WHAT IS BEING ASKED
Please retype the listing exactly as it appears, skipping each picture.

DATA SHOWN
==================================================

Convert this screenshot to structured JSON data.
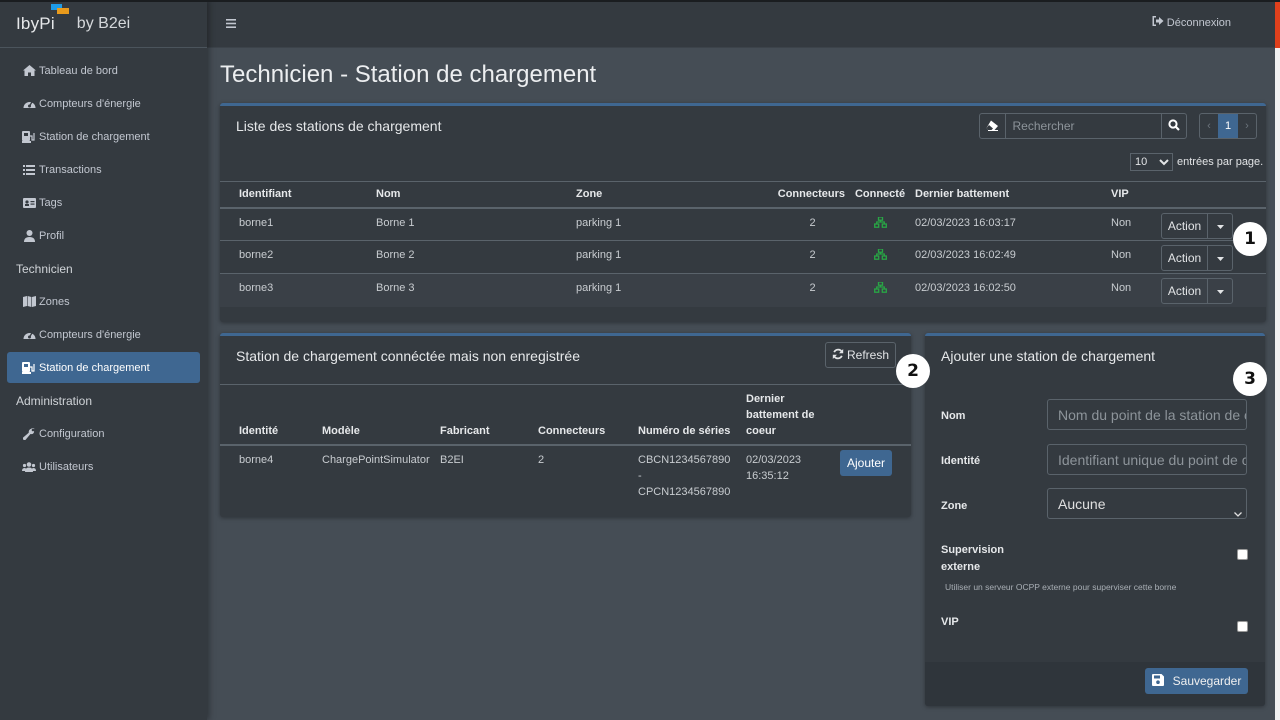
{
  "brand": {
    "logo": "IbyPi",
    "suffix": "by B2ei",
    "logo_colors": [
      "#1e9be6",
      "#e89a1c"
    ]
  },
  "sidebar": {
    "items": [
      {
        "label": "Tableau de bord",
        "icon": "home-icon"
      },
      {
        "label": "Compteurs d'énergie",
        "icon": "gauge-icon"
      },
      {
        "label": "Station de chargement",
        "icon": "charging-station-icon"
      },
      {
        "label": "Transactions",
        "icon": "list-icon"
      },
      {
        "label": "Tags",
        "icon": "id-card-icon"
      },
      {
        "label": "Profil",
        "icon": "user-icon"
      }
    ],
    "technicien_header": "Technicien",
    "technicien_items": [
      {
        "label": "Zones",
        "icon": "map-icon"
      },
      {
        "label": "Compteurs d'énergie",
        "icon": "gauge-icon"
      },
      {
        "label": "Station de chargement",
        "icon": "charging-station-icon",
        "active": true
      }
    ],
    "admin_header": "Administration",
    "admin_items": [
      {
        "label": "Configuration",
        "icon": "wrench-icon"
      },
      {
        "label": "Utilisateurs",
        "icon": "users-icon"
      }
    ]
  },
  "navbar": {
    "logout": "Déconnexion"
  },
  "page_title": "Technicien - Station de chargement",
  "stations_list": {
    "title": "Liste des stations de chargement",
    "search_placeholder": "Rechercher",
    "pagination": {
      "prev": "‹",
      "current": "1",
      "next": "›"
    },
    "per_page_value": "10",
    "per_page_label": "entrées par page.",
    "columns": [
      "Identifiant",
      "Nom",
      "Zone",
      "Connecteurs",
      "Connecté",
      "Dernier battement",
      "VIP"
    ],
    "rows": [
      {
        "id": "borne1",
        "nom": "Borne 1",
        "zone": "parking 1",
        "connecteurs": "2",
        "connecte": true,
        "dernier": "02/03/2023 16:03:17",
        "vip": "Non",
        "action": "Action"
      },
      {
        "id": "borne2",
        "nom": "Borne 2",
        "zone": "parking 1",
        "connecteurs": "2",
        "connecte": true,
        "dernier": "02/03/2023 16:02:49",
        "vip": "Non",
        "action": "Action"
      },
      {
        "id": "borne3",
        "nom": "Borne 3",
        "zone": "parking 1",
        "connecteurs": "2",
        "connecte": true,
        "dernier": "02/03/2023 16:02:50",
        "vip": "Non",
        "action": "Action"
      }
    ],
    "connected_color": "#28a745"
  },
  "unregistered": {
    "title": "Station de chargement connéctée mais non enregistrée",
    "refresh": "Refresh",
    "columns": [
      "Identité",
      "Modèle",
      "Fabricant",
      "Connecteurs",
      "Numéro de séries",
      "Dernier battement de coeur"
    ],
    "rows": [
      {
        "identite": "borne4",
        "modele": "ChargePointSimulator",
        "fabricant": "B2EI",
        "connecteurs": "2",
        "serie_1": "CBCN1234567890",
        "serie_sep": "-",
        "serie_2": "CPCN1234567890",
        "date": "02/03/2023",
        "time": "16:35:12",
        "action": "Ajouter"
      }
    ]
  },
  "add_station": {
    "title": "Ajouter une station de chargement",
    "nom_label": "Nom",
    "nom_placeholder": "Nom du point de la station de chargement",
    "identite_label": "Identité",
    "identite_placeholder": "Identifiant unique du point de charge",
    "zone_label": "Zone",
    "zone_value": "Aucune",
    "supervision_label_1": "Supervision",
    "supervision_label_2": "externe",
    "supervision_checked": false,
    "supervision_help": "Utiliser un serveur OCPP externe pour superviser cette borne",
    "vip_label": "VIP",
    "vip_checked": false,
    "save": "Sauvegarder"
  },
  "annotations": [
    "1",
    "2",
    "3"
  ],
  "colors": {
    "accent": "#3f6791",
    "sidebar_bg": "#343a40",
    "content_bg": "#454d55"
  }
}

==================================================

RESULT OF THE EXERCISE
Convert this screenshot to structured JSON data.
{
  "brand": {
    "logo": "IbyPi",
    "suffix": "by B2ei",
    "logo_colors": [
      "#1e9be6",
      "#e89a1c"
    ]
  },
  "sidebar": {
    "items": [
      {
        "label": "Tableau de bord",
        "icon": "home-icon"
      },
      {
        "label": "Compteurs d'énergie",
        "icon": "gauge-icon"
      },
      {
        "label": "Station de chargement",
        "icon": "charging-station-icon"
      },
      {
        "label": "Transactions",
        "icon": "list-icon"
      },
      {
        "label": "Tags",
        "icon": "id-card-icon"
      },
      {
        "label": "Profil",
        "icon": "user-icon"
      }
    ],
    "technicien_header": "Technicien",
    "technicien_items": [
      {
        "label": "Zones",
        "icon": "map-icon"
      },
      {
        "label": "Compteurs d'énergie",
        "icon": "gauge-icon"
      },
      {
        "label": "Station de chargement",
        "icon": "charging-station-icon",
        "active": true
      }
    ],
    "admin_header": "Administration",
    "admin_items": [
      {
        "label": "Configuration",
        "icon": "wrench-icon"
      },
      {
        "label": "Utilisateurs",
        "icon": "users-icon"
      }
    ]
  },
  "navbar": {
    "logout": "Déconnexion"
  },
  "page_title": "Technicien - Station de chargement",
  "stations_list": {
    "title": "Liste des stations de chargement",
    "search_placeholder": "Rechercher",
    "pagination": {
      "prev": "‹",
      "current": "1",
      "next": "›"
    },
    "per_page_value": "10",
    "per_page_label": "entrées par page.",
    "columns": [
      "Identifiant",
      "Nom",
      "Zone",
      "Connecteurs",
      "Connecté",
      "Dernier battement",
      "VIP"
    ],
    "rows": [
      {
        "id": "borne1",
        "nom": "Borne 1",
        "zone": "parking 1",
        "connecteurs": "2",
        "connecte": true,
        "dernier": "02/03/2023 16:03:17",
        "vip": "Non",
        "action": "Action"
      },
      {
        "id": "borne2",
        "nom": "Borne 2",
        "zone": "parking 1",
        "connecteurs": "2",
        "connecte": true,
        "dernier": "02/03/2023 16:02:49",
        "vip": "Non",
        "action": "Action"
      },
      {
        "id": "borne3",
        "nom": "Borne 3",
        "zone": "parking 1",
        "connecteurs": "2",
        "connecte": true,
        "dernier": "02/03/2023 16:02:50",
        "vip": "Non",
        "action": "Action"
      }
    ],
    "connected_color": "#28a745"
  },
  "unregistered": {
    "title": "Station de chargement connéctée mais non enregistrée",
    "refresh": "Refresh",
    "columns": [
      "Identité",
      "Modèle",
      "Fabricant",
      "Connecteurs",
      "Numéro de séries",
      "Dernier battement de coeur"
    ],
    "rows": [
      {
        "identite": "borne4",
        "modele": "ChargePointSimulator",
        "fabricant": "B2EI",
        "connecteurs": "2",
        "serie_1": "CBCN1234567890",
        "serie_sep": "-",
        "serie_2": "CPCN1234567890",
        "date": "02/03/2023",
        "time": "16:35:12",
        "action": "Ajouter"
      }
    ]
  },
  "add_station": {
    "title": "Ajouter une station de chargement",
    "nom_label": "Nom",
    "nom_placeholder": "Nom du point de la station de chargement",
    "identite_label": "Identité",
    "identite_placeholder": "Identifiant unique du point de charge",
    "zone_label": "Zone",
    "zone_value": "Aucune",
    "supervision_label_1": "Supervision",
    "supervision_label_2": "externe",
    "supervision_checked": false,
    "supervision_help": "Utiliser un serveur OCPP externe pour superviser cette borne",
    "vip_label": "VIP",
    "vip_checked": false,
    "save": "Sauvegarder"
  },
  "annotations": [
    "1",
    "2",
    "3"
  ],
  "colors": {
    "accent": "#3f6791",
    "sidebar_bg": "#343a40",
    "content_bg": "#454d55"
  }
}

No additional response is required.